Dataset rows describing interfaces:
○ ○ ○ ○ ○

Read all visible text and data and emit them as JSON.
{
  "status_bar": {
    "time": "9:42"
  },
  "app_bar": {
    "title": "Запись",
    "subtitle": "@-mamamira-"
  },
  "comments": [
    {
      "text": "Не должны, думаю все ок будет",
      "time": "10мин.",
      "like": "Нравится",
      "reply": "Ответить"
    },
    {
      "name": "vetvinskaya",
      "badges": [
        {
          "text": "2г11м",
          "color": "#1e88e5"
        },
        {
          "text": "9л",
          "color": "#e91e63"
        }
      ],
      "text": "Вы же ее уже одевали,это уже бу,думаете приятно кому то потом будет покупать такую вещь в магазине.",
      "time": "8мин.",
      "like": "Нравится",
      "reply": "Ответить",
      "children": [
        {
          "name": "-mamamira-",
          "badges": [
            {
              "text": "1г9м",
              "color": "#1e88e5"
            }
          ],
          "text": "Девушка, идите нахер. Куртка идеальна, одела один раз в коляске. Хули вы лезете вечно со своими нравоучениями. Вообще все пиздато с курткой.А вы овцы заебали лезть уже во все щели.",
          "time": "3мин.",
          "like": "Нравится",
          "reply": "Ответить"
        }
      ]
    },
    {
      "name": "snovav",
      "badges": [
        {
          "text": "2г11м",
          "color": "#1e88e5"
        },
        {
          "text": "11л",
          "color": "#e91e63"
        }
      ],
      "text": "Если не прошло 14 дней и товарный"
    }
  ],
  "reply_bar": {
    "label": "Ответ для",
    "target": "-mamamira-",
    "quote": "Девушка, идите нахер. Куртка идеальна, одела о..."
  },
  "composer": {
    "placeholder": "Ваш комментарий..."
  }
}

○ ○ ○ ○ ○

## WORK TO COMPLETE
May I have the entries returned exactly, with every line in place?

## EXERCISE SOLUTION
Read all visible text and data and emit them as JSON.
{
  "status_bar": {
    "time": "9:42"
  },
  "app_bar": {
    "title": "Запись",
    "subtitle": "@-mamamira-"
  },
  "comments": [
    {
      "text": "Не должны, думаю все ок будет",
      "time": "10мин.",
      "like": "Нравится",
      "reply": "Ответить"
    },
    {
      "name": "vetvinskaya",
      "badges": [
        {
          "text": "2г11м",
          "color": "#1e88e5"
        },
        {
          "text": "9л",
          "color": "#e91e63"
        }
      ],
      "text": "Вы же ее уже одевали,это уже бу,думаете приятно кому то потом будет покупать такую вещь в магазине.",
      "time": "8мин.",
      "like": "Нравится",
      "reply": "Ответить",
      "children": [
        {
          "name": "-mamamira-",
          "badges": [
            {
              "text": "1г9м",
              "color": "#1e88e5"
            }
          ],
          "text": "Девушка, идите нахер. Куртка идеальна, одела один раз в коляске. Хули вы лезете вечно со своими нравоучениями. Вообще все пиздато с курткой.А вы овцы заебали лезть уже во все щели.",
          "time": "3мин.",
          "like": "Нравится",
          "reply": "Ответить"
        }
      ]
    },
    {
      "name": "snovav",
      "badges": [
        {
          "text": "2г11м",
          "color": "#1e88e5"
        },
        {
          "text": "11л",
          "color": "#e91e63"
        }
      ],
      "text": "Если не прошло 14 дней и товарный"
    }
  ],
  "reply_bar": {
    "label": "Ответ для",
    "target": "-mamamira-",
    "quote": "Девушка, идите нахер. Куртка идеальна, одела о..."
  },
  "composer": {
    "placeholder": "Ваш комментарий..."
  }
}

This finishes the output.